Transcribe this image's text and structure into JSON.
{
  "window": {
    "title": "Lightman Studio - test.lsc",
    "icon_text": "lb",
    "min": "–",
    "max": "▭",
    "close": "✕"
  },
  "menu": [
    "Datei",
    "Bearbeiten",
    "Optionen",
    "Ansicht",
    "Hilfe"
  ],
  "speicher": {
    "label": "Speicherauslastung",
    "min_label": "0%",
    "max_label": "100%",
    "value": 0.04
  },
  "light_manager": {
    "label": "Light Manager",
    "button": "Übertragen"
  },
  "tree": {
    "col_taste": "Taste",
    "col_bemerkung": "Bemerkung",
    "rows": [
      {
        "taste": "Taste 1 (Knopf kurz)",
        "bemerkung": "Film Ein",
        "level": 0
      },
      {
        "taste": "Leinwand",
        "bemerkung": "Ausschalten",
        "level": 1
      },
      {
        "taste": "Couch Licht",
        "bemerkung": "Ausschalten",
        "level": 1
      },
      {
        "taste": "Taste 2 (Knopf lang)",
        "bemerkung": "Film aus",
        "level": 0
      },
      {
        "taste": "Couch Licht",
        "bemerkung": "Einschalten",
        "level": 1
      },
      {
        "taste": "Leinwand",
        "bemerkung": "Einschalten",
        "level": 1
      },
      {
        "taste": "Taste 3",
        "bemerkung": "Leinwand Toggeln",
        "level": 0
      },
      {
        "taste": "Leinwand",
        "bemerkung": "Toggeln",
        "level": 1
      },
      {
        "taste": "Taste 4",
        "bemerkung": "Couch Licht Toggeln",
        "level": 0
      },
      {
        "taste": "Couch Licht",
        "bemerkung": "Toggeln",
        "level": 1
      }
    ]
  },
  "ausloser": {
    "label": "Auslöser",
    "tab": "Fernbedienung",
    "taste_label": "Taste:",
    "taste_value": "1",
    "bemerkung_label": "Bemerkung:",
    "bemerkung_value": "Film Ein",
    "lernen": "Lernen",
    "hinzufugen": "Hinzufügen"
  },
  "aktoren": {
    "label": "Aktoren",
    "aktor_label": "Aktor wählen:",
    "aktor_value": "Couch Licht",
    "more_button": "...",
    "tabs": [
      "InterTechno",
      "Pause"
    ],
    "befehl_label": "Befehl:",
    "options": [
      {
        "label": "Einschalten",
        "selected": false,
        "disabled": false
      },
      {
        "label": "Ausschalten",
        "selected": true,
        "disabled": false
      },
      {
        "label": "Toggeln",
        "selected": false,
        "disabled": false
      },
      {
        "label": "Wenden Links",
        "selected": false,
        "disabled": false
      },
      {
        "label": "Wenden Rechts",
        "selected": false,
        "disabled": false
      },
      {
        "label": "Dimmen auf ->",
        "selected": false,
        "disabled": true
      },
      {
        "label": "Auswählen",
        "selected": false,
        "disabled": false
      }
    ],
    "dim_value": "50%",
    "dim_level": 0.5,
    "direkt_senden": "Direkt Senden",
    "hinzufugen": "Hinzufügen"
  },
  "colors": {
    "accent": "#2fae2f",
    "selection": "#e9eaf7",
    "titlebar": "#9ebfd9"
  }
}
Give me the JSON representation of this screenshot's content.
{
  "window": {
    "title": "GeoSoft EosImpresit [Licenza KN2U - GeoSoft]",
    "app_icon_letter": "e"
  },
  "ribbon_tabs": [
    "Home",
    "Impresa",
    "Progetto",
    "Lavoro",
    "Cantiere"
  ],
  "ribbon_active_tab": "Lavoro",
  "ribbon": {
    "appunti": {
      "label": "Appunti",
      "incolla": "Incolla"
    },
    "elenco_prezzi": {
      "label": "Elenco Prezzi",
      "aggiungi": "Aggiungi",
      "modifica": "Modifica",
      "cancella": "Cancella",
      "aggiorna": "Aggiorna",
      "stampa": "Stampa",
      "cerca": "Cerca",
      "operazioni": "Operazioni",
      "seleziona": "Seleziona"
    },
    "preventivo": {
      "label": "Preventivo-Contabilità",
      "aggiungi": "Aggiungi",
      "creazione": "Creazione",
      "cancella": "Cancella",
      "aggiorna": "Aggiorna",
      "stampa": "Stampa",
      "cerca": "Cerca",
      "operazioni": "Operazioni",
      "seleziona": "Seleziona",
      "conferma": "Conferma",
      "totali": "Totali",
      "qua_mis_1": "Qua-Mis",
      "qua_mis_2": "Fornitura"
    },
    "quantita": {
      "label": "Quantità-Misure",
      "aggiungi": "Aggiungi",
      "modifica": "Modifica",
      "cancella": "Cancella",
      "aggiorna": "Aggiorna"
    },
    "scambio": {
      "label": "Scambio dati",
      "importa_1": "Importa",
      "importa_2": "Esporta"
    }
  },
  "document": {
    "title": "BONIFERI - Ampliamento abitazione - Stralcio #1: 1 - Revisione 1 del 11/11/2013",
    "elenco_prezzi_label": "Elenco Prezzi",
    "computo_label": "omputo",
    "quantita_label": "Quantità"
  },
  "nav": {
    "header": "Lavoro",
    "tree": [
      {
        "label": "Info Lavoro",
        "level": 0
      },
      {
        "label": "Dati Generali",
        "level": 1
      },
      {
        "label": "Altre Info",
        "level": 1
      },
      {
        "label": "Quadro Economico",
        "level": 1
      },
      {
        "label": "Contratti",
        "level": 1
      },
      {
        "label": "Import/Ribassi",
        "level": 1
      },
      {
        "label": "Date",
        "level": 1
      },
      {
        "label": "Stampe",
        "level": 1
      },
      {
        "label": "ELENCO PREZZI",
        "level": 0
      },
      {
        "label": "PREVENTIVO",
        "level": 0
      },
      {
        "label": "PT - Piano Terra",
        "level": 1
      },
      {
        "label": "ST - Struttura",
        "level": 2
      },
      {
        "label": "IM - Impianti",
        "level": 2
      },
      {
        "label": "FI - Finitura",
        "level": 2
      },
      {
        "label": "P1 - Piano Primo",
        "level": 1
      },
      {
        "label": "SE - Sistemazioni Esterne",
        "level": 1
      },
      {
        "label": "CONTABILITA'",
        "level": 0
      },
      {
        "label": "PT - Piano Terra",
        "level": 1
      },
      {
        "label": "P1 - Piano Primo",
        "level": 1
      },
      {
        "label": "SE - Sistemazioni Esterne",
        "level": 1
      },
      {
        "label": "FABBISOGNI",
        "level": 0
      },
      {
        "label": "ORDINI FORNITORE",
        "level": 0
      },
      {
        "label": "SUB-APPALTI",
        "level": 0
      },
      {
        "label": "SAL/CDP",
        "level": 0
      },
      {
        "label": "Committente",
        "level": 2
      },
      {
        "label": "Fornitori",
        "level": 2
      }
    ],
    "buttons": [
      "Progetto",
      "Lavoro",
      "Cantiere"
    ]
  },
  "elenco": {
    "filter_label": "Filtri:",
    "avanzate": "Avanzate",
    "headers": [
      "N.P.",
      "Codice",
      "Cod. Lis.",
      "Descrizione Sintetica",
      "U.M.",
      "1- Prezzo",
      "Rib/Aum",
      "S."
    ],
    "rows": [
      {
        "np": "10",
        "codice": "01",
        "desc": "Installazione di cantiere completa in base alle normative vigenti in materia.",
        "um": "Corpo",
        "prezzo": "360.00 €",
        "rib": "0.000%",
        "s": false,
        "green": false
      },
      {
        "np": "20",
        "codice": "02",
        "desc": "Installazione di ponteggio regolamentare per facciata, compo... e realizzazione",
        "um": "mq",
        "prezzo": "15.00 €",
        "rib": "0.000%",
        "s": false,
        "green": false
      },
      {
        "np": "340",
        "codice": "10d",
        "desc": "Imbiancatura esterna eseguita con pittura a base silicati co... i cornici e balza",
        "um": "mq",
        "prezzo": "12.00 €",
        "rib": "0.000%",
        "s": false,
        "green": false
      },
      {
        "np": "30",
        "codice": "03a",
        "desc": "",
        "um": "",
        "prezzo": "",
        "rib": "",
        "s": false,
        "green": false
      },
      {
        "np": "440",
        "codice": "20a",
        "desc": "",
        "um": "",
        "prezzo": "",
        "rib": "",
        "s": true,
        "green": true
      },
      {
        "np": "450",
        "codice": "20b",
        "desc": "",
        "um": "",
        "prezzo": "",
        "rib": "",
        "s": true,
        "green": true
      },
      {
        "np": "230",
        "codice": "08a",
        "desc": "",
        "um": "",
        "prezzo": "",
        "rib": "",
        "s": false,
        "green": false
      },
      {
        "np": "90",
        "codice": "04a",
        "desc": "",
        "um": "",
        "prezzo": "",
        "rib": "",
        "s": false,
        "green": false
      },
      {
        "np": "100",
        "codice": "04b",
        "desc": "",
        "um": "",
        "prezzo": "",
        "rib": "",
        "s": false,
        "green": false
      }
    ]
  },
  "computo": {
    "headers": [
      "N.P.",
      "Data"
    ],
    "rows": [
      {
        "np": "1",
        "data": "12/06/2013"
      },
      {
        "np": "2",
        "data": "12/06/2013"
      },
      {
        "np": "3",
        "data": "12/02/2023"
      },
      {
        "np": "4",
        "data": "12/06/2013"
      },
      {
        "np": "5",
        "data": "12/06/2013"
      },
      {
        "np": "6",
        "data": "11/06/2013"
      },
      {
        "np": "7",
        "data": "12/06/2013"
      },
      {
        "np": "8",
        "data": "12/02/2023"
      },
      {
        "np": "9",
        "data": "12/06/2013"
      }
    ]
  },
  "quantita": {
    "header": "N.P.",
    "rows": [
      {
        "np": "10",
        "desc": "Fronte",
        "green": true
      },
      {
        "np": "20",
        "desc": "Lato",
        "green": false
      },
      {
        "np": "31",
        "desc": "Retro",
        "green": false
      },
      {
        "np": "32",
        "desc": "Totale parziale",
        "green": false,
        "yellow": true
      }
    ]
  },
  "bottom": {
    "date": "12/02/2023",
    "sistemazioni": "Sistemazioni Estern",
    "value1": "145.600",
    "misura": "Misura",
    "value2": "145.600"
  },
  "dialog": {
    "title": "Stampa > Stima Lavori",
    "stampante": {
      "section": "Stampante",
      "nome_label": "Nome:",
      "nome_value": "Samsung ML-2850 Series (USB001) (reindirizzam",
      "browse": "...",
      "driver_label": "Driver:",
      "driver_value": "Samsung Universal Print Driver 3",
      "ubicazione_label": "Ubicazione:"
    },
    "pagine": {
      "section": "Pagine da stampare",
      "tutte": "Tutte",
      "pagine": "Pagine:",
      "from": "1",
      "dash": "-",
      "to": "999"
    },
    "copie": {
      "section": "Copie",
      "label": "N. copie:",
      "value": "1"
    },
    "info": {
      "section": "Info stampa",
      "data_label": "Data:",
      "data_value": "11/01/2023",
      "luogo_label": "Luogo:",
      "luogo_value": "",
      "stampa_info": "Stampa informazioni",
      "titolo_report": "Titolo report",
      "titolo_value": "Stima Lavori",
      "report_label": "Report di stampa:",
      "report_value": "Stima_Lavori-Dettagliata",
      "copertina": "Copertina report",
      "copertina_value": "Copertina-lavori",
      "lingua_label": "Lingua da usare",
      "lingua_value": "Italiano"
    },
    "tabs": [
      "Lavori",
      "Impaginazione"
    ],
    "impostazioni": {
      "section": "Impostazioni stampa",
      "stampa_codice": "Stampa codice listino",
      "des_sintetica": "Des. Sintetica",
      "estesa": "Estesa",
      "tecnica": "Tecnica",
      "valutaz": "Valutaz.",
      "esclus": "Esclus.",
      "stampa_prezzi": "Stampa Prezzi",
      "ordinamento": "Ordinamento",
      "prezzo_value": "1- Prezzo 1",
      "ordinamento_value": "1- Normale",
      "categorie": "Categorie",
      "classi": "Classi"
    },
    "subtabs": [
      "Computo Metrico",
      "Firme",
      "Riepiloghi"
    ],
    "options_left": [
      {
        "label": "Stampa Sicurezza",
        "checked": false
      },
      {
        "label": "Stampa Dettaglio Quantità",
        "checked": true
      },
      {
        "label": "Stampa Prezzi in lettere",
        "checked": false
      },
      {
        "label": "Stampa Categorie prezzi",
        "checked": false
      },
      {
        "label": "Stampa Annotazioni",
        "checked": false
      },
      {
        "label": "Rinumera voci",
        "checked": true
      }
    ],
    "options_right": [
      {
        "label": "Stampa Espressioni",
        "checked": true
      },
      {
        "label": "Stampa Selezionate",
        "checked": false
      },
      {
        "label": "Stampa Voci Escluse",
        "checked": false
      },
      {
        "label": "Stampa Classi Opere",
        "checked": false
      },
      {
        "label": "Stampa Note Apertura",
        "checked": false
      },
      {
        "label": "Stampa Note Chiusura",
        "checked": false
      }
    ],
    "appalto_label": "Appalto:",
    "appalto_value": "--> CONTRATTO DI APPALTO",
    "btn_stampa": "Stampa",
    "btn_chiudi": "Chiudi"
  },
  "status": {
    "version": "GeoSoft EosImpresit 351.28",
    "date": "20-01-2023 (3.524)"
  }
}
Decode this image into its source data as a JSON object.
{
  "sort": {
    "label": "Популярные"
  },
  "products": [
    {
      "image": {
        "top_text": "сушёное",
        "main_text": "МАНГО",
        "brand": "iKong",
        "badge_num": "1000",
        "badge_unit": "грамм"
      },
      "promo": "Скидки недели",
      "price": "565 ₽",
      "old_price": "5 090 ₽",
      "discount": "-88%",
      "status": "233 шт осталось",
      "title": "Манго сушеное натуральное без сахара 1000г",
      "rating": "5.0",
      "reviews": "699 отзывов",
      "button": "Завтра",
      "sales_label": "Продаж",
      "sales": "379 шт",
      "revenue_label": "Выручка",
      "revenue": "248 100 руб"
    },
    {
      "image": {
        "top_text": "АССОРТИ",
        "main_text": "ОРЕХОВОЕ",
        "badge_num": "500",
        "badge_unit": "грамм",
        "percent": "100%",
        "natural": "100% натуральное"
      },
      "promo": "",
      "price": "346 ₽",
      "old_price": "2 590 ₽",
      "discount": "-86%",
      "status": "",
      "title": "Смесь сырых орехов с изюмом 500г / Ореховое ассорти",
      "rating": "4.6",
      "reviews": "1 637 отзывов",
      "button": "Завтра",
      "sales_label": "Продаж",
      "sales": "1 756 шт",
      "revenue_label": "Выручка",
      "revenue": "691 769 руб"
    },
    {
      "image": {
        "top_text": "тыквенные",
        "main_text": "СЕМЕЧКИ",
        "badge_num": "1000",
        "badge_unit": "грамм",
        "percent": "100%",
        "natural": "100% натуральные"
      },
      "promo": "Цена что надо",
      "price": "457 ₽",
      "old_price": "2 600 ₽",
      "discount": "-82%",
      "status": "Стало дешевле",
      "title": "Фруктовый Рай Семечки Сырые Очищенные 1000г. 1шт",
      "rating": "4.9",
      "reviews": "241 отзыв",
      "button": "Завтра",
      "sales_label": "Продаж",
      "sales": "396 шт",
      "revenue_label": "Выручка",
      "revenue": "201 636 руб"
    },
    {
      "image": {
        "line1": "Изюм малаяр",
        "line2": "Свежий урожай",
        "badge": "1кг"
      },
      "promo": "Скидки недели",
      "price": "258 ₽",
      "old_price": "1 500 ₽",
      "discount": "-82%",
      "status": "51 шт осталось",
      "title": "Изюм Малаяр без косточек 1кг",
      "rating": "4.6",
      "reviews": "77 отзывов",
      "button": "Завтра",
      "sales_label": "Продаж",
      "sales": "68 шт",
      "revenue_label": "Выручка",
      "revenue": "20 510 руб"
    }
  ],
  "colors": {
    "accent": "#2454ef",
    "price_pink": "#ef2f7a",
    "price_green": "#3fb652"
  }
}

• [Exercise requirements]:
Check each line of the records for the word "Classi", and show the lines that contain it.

• [Task answer]:
      "classi": "Classi"
        "label": "Stampa Classi Opere",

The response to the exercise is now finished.